Web Services Description Language (WSDL): An XML format for describing network services as a set of endpoints that operate on messages that contain either document-oriented or procedure-oriented information. The operations and messages are described abstractly and are bound to a concrete network protocol and message format in order to define an endpoint. Related concrete endpoints are combined into abstract endpoints, which describe a network service. WSDL is extensible, which allows the description of endpoints and their messages regardless of the message formats or network protocols that are used.

WSDL message: An abstract, typed definition of the data that is communicated during a WSDL operation [WSDL]. Also, an element that describes the data being exchanged between web service providers and clients.

WSDL port type: A named set of logically-related, abstract Web Services Description Language (WSDL) operations and messages.

X.509: An ITU-T standard for public key infrastructure subsequently adapted by the IETF, as specified in [RFC3280].

XML: The Extensible Markup Language, as described in [XML1.0].

XML namespace: A collection of names that is used to identify elements, types, and attributes in XML documents identified in a URI reference [RFC3986]. A combination of XML namespace and local name allows XML documents to use elements, types, and attributes that have the same names but come from different sources. For more information, see [XMLNS-2ED].

XML schema: A description of a type of XML document that is typically expressed in terms of constraints on the structure and content of documents of that type, in addition to the basic syntax constraints that are imposed by XML itself.
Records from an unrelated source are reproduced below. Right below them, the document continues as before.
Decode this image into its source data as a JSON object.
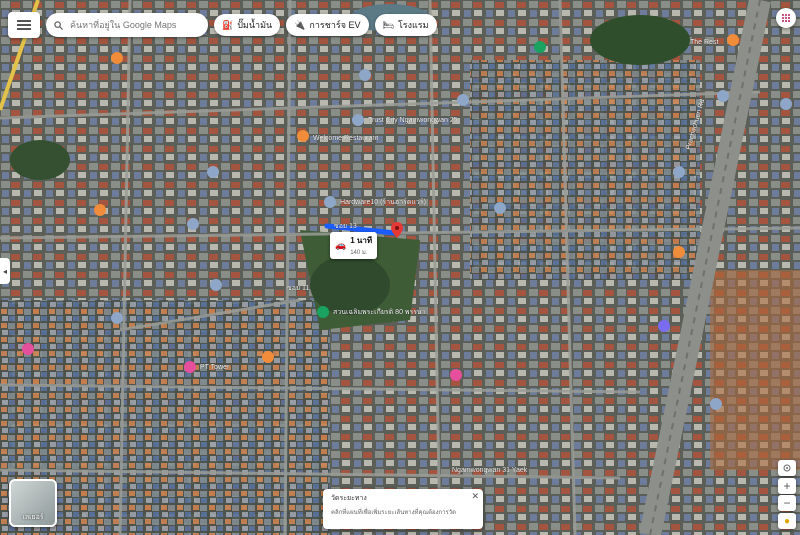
{
  "colors": {
    "route": "#1a5cff",
    "destination_pin": "#e53935",
    "poi_blue": "#8ea6c7",
    "poi_orange": "#f08c3a",
    "poi_green": "#1aa260",
    "poi_pink": "#e64f9c",
    "poi_purple": "#7a6cf0"
  },
  "toolbar": {
    "menu_icon": "hamburger-icon",
    "search_placeholder": "ค้นหาที่อยู่ใน Google Maps",
    "chips": [
      {
        "icon": "gas-station-icon",
        "label": "ปั๊มน้ำมัน"
      },
      {
        "icon": "ev-charger-icon",
        "label": "การชาร์จ EV"
      },
      {
        "icon": "hotel-icon",
        "label": "โรงแรม"
      }
    ]
  },
  "route": {
    "mode_icon": "car-icon",
    "duration": "1 นาที",
    "distance": "140 ม."
  },
  "place_labels": [
    {
      "text": "Hardware10 (ร้านฮาร์ดแวร์)",
      "kind": "poi_blue"
    },
    {
      "text": "สวนเฉลิมพระเกียรติ 80 พรรษา",
      "kind": "poi_green"
    },
    {
      "text": "PT Tower",
      "kind": "poi_pink"
    },
    {
      "text": "Welcome Restaurant",
      "kind": "poi_orange"
    },
    {
      "text": "Trust City Ngamwongwan 25",
      "kind": "poi_blue"
    },
    {
      "text": "ซอย 13",
      "kind": "road"
    },
    {
      "text": "ซอย 11",
      "kind": "road"
    },
    {
      "text": "Prachachuen Rd",
      "kind": "road"
    },
    {
      "text": "Ngamwongwan 31 Yaek",
      "kind": "road"
    },
    {
      "text": "The Rest",
      "kind": "poi_orange"
    }
  ],
  "info_card": {
    "title": "วัดระยะทาง",
    "subtitle": "คลิกที่แผนที่เพื่อเพิ่มระยะเส้นทางที่คุณต้องการวัด"
  },
  "layers_button": {
    "label": "เลเยอร์"
  },
  "controls": {
    "zoom_in": "+",
    "zoom_out": "−"
  }
}
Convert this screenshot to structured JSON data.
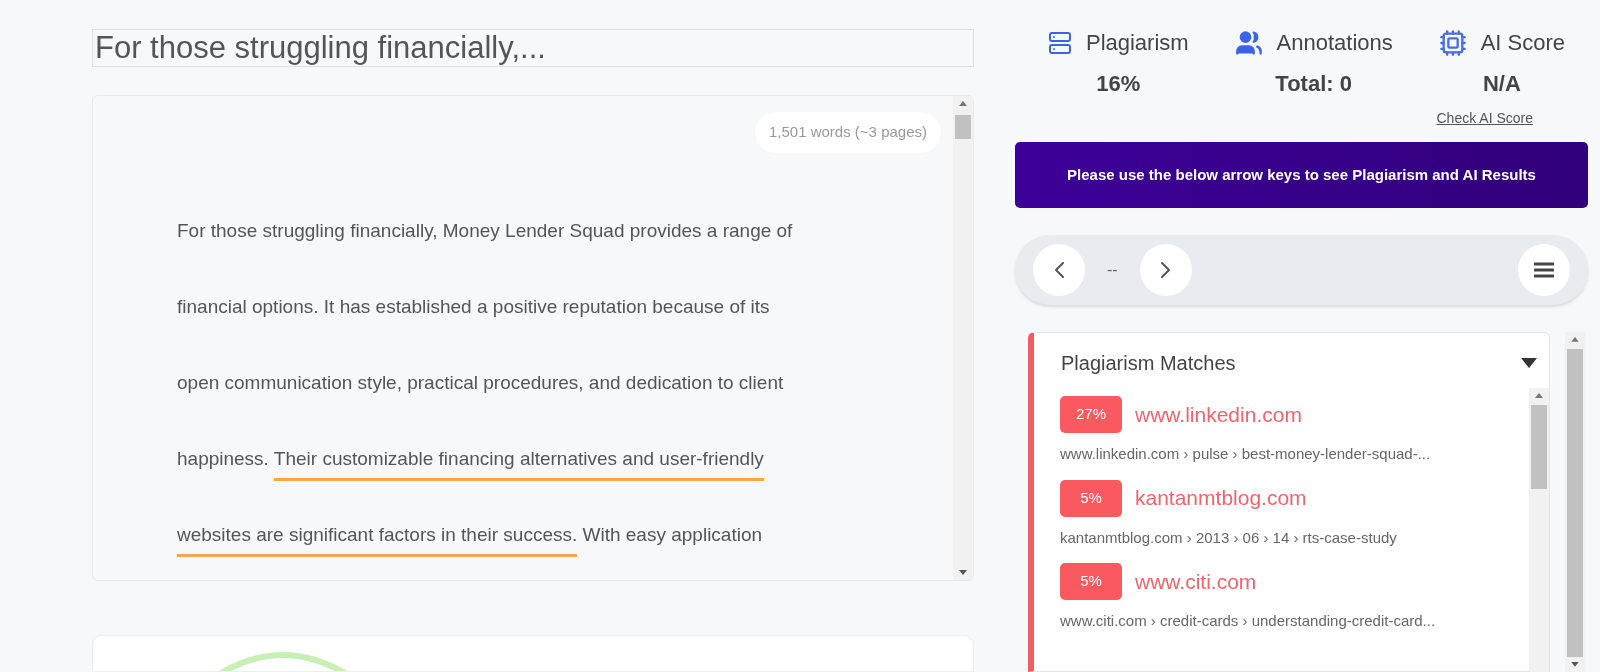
{
  "title_field": {
    "value": "For those struggling financially,..."
  },
  "editor": {
    "word_count": "1,501 words (~3 pages)",
    "lines": [
      [
        {
          "text": "For those struggling financially, Money Lender Squad provides a range of",
          "highlighted": false
        }
      ],
      [
        {
          "text": "financial options. It has established a positive reputation because of its",
          "highlighted": false
        }
      ],
      [
        {
          "text": "open communication style, practical procedures, and dedication to client",
          "highlighted": false
        }
      ],
      [
        {
          "text": "happiness. ",
          "highlighted": false
        },
        {
          "text": "Their customizable financing alternatives and user-friendly",
          "highlighted": true
        }
      ],
      [
        {
          "text": "websites are significant factors in their success.",
          "highlighted": true
        },
        {
          "text": " With easy application",
          "highlighted": false
        }
      ]
    ]
  },
  "stats": [
    {
      "kind": "plagiarism",
      "label": "Plagiarism",
      "value": "16%"
    },
    {
      "kind": "annotations",
      "label": "Annotations",
      "value": "Total: 0"
    },
    {
      "kind": "ai",
      "label": "AI Score",
      "value": "N/A"
    }
  ],
  "check_ai_link": "Check AI Score",
  "banner": "Please use the below arrow keys to see Plagiarism and AI Results",
  "navigator": {
    "position": "--"
  },
  "matches_panel": {
    "title": "Plagiarism Matches",
    "expanded": true,
    "items": [
      {
        "percent": "27%",
        "site": "www.linkedin.com",
        "path": "www.linkedin.com › pulse › best-money-lender-squad-..."
      },
      {
        "percent": "5%",
        "site": "kantanmtblog.com",
        "path": "kantanmtblog.com › 2013 › 06 › 14 › rts-case-study"
      },
      {
        "percent": "5%",
        "site": "www.citi.com",
        "path": "www.citi.com › credit-cards › understanding-credit-card..."
      }
    ]
  }
}
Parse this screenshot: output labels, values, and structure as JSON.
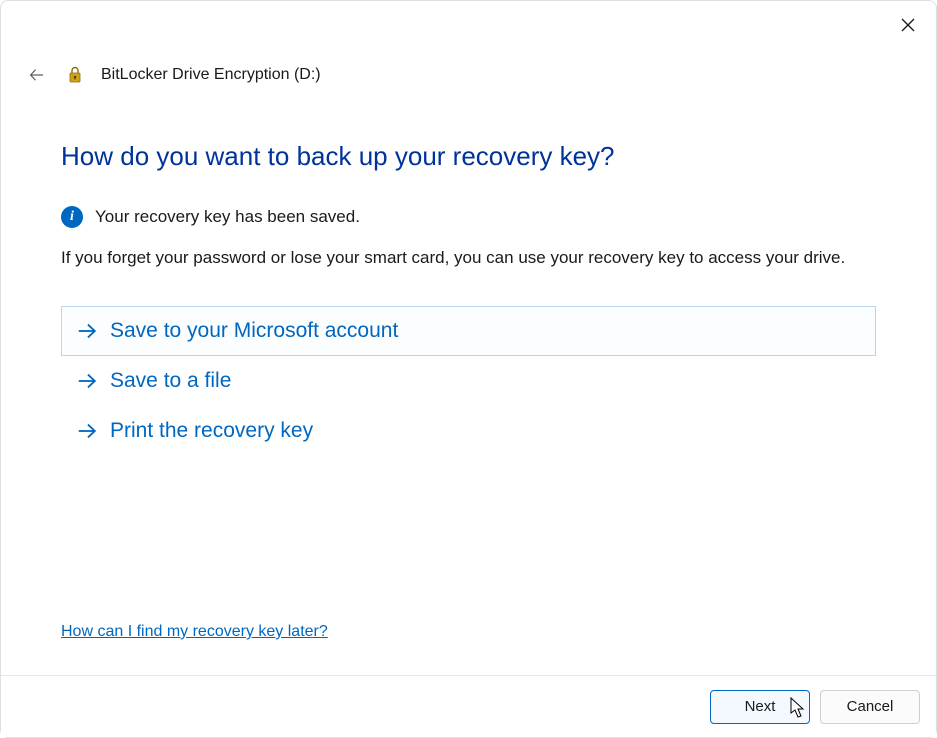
{
  "window": {
    "app_title": "BitLocker Drive Encryption (D:)"
  },
  "heading": "How do you want to back up your recovery key?",
  "info": {
    "icon_char": "i",
    "text": "Your recovery key has been saved."
  },
  "description": "If you forget your password or lose your smart card, you can use your recovery key to access your drive.",
  "options": [
    {
      "label": "Save to your Microsoft account",
      "selected": true
    },
    {
      "label": "Save to a file",
      "selected": false
    },
    {
      "label": "Print the recovery key",
      "selected": false
    }
  ],
  "help_link": "How can I find my recovery key later?",
  "footer": {
    "next_label": "Next",
    "cancel_label": "Cancel"
  }
}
An XML schema provides a view of a document type at a relatively high level of abstraction.

MAY, SHOULD, MUST, SHOULD NOT, MUST NOT: These terms (in all caps) are used as defined in [RFC2119]. All statements of optional behavior use either MAY, SHOULD, or SHOULD NOT.